### Information supplied
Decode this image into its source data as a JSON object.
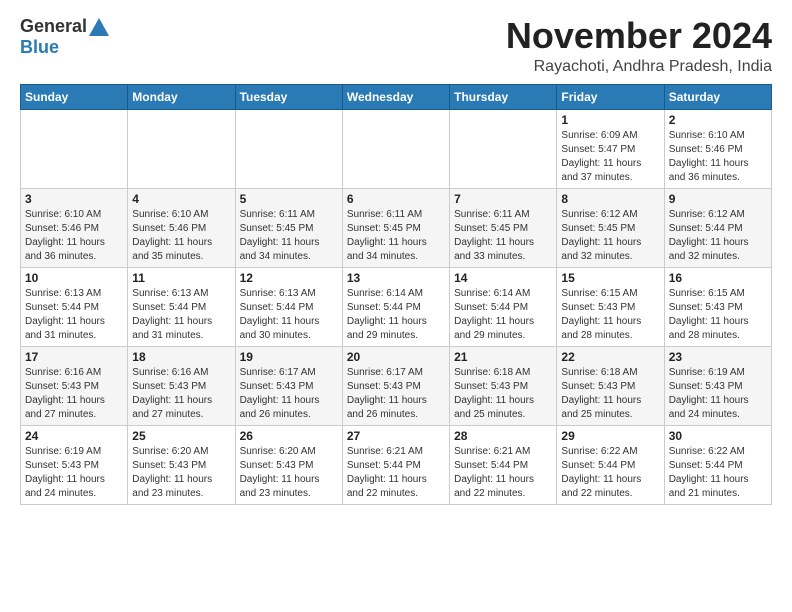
{
  "header": {
    "logo_general": "General",
    "logo_blue": "Blue",
    "title": "November 2024",
    "location": "Rayachoti, Andhra Pradesh, India"
  },
  "days_of_week": [
    "Sunday",
    "Monday",
    "Tuesday",
    "Wednesday",
    "Thursday",
    "Friday",
    "Saturday"
  ],
  "weeks": [
    [
      {
        "day": "",
        "info": ""
      },
      {
        "day": "",
        "info": ""
      },
      {
        "day": "",
        "info": ""
      },
      {
        "day": "",
        "info": ""
      },
      {
        "day": "",
        "info": ""
      },
      {
        "day": "1",
        "info": "Sunrise: 6:09 AM\nSunset: 5:47 PM\nDaylight: 11 hours\nand 37 minutes."
      },
      {
        "day": "2",
        "info": "Sunrise: 6:10 AM\nSunset: 5:46 PM\nDaylight: 11 hours\nand 36 minutes."
      }
    ],
    [
      {
        "day": "3",
        "info": "Sunrise: 6:10 AM\nSunset: 5:46 PM\nDaylight: 11 hours\nand 36 minutes."
      },
      {
        "day": "4",
        "info": "Sunrise: 6:10 AM\nSunset: 5:46 PM\nDaylight: 11 hours\nand 35 minutes."
      },
      {
        "day": "5",
        "info": "Sunrise: 6:11 AM\nSunset: 5:45 PM\nDaylight: 11 hours\nand 34 minutes."
      },
      {
        "day": "6",
        "info": "Sunrise: 6:11 AM\nSunset: 5:45 PM\nDaylight: 11 hours\nand 34 minutes."
      },
      {
        "day": "7",
        "info": "Sunrise: 6:11 AM\nSunset: 5:45 PM\nDaylight: 11 hours\nand 33 minutes."
      },
      {
        "day": "8",
        "info": "Sunrise: 6:12 AM\nSunset: 5:45 PM\nDaylight: 11 hours\nand 32 minutes."
      },
      {
        "day": "9",
        "info": "Sunrise: 6:12 AM\nSunset: 5:44 PM\nDaylight: 11 hours\nand 32 minutes."
      }
    ],
    [
      {
        "day": "10",
        "info": "Sunrise: 6:13 AM\nSunset: 5:44 PM\nDaylight: 11 hours\nand 31 minutes."
      },
      {
        "day": "11",
        "info": "Sunrise: 6:13 AM\nSunset: 5:44 PM\nDaylight: 11 hours\nand 31 minutes."
      },
      {
        "day": "12",
        "info": "Sunrise: 6:13 AM\nSunset: 5:44 PM\nDaylight: 11 hours\nand 30 minutes."
      },
      {
        "day": "13",
        "info": "Sunrise: 6:14 AM\nSunset: 5:44 PM\nDaylight: 11 hours\nand 29 minutes."
      },
      {
        "day": "14",
        "info": "Sunrise: 6:14 AM\nSunset: 5:44 PM\nDaylight: 11 hours\nand 29 minutes."
      },
      {
        "day": "15",
        "info": "Sunrise: 6:15 AM\nSunset: 5:43 PM\nDaylight: 11 hours\nand 28 minutes."
      },
      {
        "day": "16",
        "info": "Sunrise: 6:15 AM\nSunset: 5:43 PM\nDaylight: 11 hours\nand 28 minutes."
      }
    ],
    [
      {
        "day": "17",
        "info": "Sunrise: 6:16 AM\nSunset: 5:43 PM\nDaylight: 11 hours\nand 27 minutes."
      },
      {
        "day": "18",
        "info": "Sunrise: 6:16 AM\nSunset: 5:43 PM\nDaylight: 11 hours\nand 27 minutes."
      },
      {
        "day": "19",
        "info": "Sunrise: 6:17 AM\nSunset: 5:43 PM\nDaylight: 11 hours\nand 26 minutes."
      },
      {
        "day": "20",
        "info": "Sunrise: 6:17 AM\nSunset: 5:43 PM\nDaylight: 11 hours\nand 26 minutes."
      },
      {
        "day": "21",
        "info": "Sunrise: 6:18 AM\nSunset: 5:43 PM\nDaylight: 11 hours\nand 25 minutes."
      },
      {
        "day": "22",
        "info": "Sunrise: 6:18 AM\nSunset: 5:43 PM\nDaylight: 11 hours\nand 25 minutes."
      },
      {
        "day": "23",
        "info": "Sunrise: 6:19 AM\nSunset: 5:43 PM\nDaylight: 11 hours\nand 24 minutes."
      }
    ],
    [
      {
        "day": "24",
        "info": "Sunrise: 6:19 AM\nSunset: 5:43 PM\nDaylight: 11 hours\nand 24 minutes."
      },
      {
        "day": "25",
        "info": "Sunrise: 6:20 AM\nSunset: 5:43 PM\nDaylight: 11 hours\nand 23 minutes."
      },
      {
        "day": "26",
        "info": "Sunrise: 6:20 AM\nSunset: 5:43 PM\nDaylight: 11 hours\nand 23 minutes."
      },
      {
        "day": "27",
        "info": "Sunrise: 6:21 AM\nSunset: 5:44 PM\nDaylight: 11 hours\nand 22 minutes."
      },
      {
        "day": "28",
        "info": "Sunrise: 6:21 AM\nSunset: 5:44 PM\nDaylight: 11 hours\nand 22 minutes."
      },
      {
        "day": "29",
        "info": "Sunrise: 6:22 AM\nSunset: 5:44 PM\nDaylight: 11 hours\nand 22 minutes."
      },
      {
        "day": "30",
        "info": "Sunrise: 6:22 AM\nSunset: 5:44 PM\nDaylight: 11 hours\nand 21 minutes."
      }
    ]
  ]
}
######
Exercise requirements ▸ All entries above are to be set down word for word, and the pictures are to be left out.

Exercise solution ▸
Decode this image into its source data as a JSON object.
{
  "header": {
    "logo_general": "General",
    "logo_blue": "Blue",
    "title": "November 2024",
    "location": "Rayachoti, Andhra Pradesh, India"
  },
  "days_of_week": [
    "Sunday",
    "Monday",
    "Tuesday",
    "Wednesday",
    "Thursday",
    "Friday",
    "Saturday"
  ],
  "weeks": [
    [
      {
        "day": "",
        "info": ""
      },
      {
        "day": "",
        "info": ""
      },
      {
        "day": "",
        "info": ""
      },
      {
        "day": "",
        "info": ""
      },
      {
        "day": "",
        "info": ""
      },
      {
        "day": "1",
        "info": "Sunrise: 6:09 AM\nSunset: 5:47 PM\nDaylight: 11 hours\nand 37 minutes."
      },
      {
        "day": "2",
        "info": "Sunrise: 6:10 AM\nSunset: 5:46 PM\nDaylight: 11 hours\nand 36 minutes."
      }
    ],
    [
      {
        "day": "3",
        "info": "Sunrise: 6:10 AM\nSunset: 5:46 PM\nDaylight: 11 hours\nand 36 minutes."
      },
      {
        "day": "4",
        "info": "Sunrise: 6:10 AM\nSunset: 5:46 PM\nDaylight: 11 hours\nand 35 minutes."
      },
      {
        "day": "5",
        "info": "Sunrise: 6:11 AM\nSunset: 5:45 PM\nDaylight: 11 hours\nand 34 minutes."
      },
      {
        "day": "6",
        "info": "Sunrise: 6:11 AM\nSunset: 5:45 PM\nDaylight: 11 hours\nand 34 minutes."
      },
      {
        "day": "7",
        "info": "Sunrise: 6:11 AM\nSunset: 5:45 PM\nDaylight: 11 hours\nand 33 minutes."
      },
      {
        "day": "8",
        "info": "Sunrise: 6:12 AM\nSunset: 5:45 PM\nDaylight: 11 hours\nand 32 minutes."
      },
      {
        "day": "9",
        "info": "Sunrise: 6:12 AM\nSunset: 5:44 PM\nDaylight: 11 hours\nand 32 minutes."
      }
    ],
    [
      {
        "day": "10",
        "info": "Sunrise: 6:13 AM\nSunset: 5:44 PM\nDaylight: 11 hours\nand 31 minutes."
      },
      {
        "day": "11",
        "info": "Sunrise: 6:13 AM\nSunset: 5:44 PM\nDaylight: 11 hours\nand 31 minutes."
      },
      {
        "day": "12",
        "info": "Sunrise: 6:13 AM\nSunset: 5:44 PM\nDaylight: 11 hours\nand 30 minutes."
      },
      {
        "day": "13",
        "info": "Sunrise: 6:14 AM\nSunset: 5:44 PM\nDaylight: 11 hours\nand 29 minutes."
      },
      {
        "day": "14",
        "info": "Sunrise: 6:14 AM\nSunset: 5:44 PM\nDaylight: 11 hours\nand 29 minutes."
      },
      {
        "day": "15",
        "info": "Sunrise: 6:15 AM\nSunset: 5:43 PM\nDaylight: 11 hours\nand 28 minutes."
      },
      {
        "day": "16",
        "info": "Sunrise: 6:15 AM\nSunset: 5:43 PM\nDaylight: 11 hours\nand 28 minutes."
      }
    ],
    [
      {
        "day": "17",
        "info": "Sunrise: 6:16 AM\nSunset: 5:43 PM\nDaylight: 11 hours\nand 27 minutes."
      },
      {
        "day": "18",
        "info": "Sunrise: 6:16 AM\nSunset: 5:43 PM\nDaylight: 11 hours\nand 27 minutes."
      },
      {
        "day": "19",
        "info": "Sunrise: 6:17 AM\nSunset: 5:43 PM\nDaylight: 11 hours\nand 26 minutes."
      },
      {
        "day": "20",
        "info": "Sunrise: 6:17 AM\nSunset: 5:43 PM\nDaylight: 11 hours\nand 26 minutes."
      },
      {
        "day": "21",
        "info": "Sunrise: 6:18 AM\nSunset: 5:43 PM\nDaylight: 11 hours\nand 25 minutes."
      },
      {
        "day": "22",
        "info": "Sunrise: 6:18 AM\nSunset: 5:43 PM\nDaylight: 11 hours\nand 25 minutes."
      },
      {
        "day": "23",
        "info": "Sunrise: 6:19 AM\nSunset: 5:43 PM\nDaylight: 11 hours\nand 24 minutes."
      }
    ],
    [
      {
        "day": "24",
        "info": "Sunrise: 6:19 AM\nSunset: 5:43 PM\nDaylight: 11 hours\nand 24 minutes."
      },
      {
        "day": "25",
        "info": "Sunrise: 6:20 AM\nSunset: 5:43 PM\nDaylight: 11 hours\nand 23 minutes."
      },
      {
        "day": "26",
        "info": "Sunrise: 6:20 AM\nSunset: 5:43 PM\nDaylight: 11 hours\nand 23 minutes."
      },
      {
        "day": "27",
        "info": "Sunrise: 6:21 AM\nSunset: 5:44 PM\nDaylight: 11 hours\nand 22 minutes."
      },
      {
        "day": "28",
        "info": "Sunrise: 6:21 AM\nSunset: 5:44 PM\nDaylight: 11 hours\nand 22 minutes."
      },
      {
        "day": "29",
        "info": "Sunrise: 6:22 AM\nSunset: 5:44 PM\nDaylight: 11 hours\nand 22 minutes."
      },
      {
        "day": "30",
        "info": "Sunrise: 6:22 AM\nSunset: 5:44 PM\nDaylight: 11 hours\nand 21 minutes."
      }
    ]
  ]
}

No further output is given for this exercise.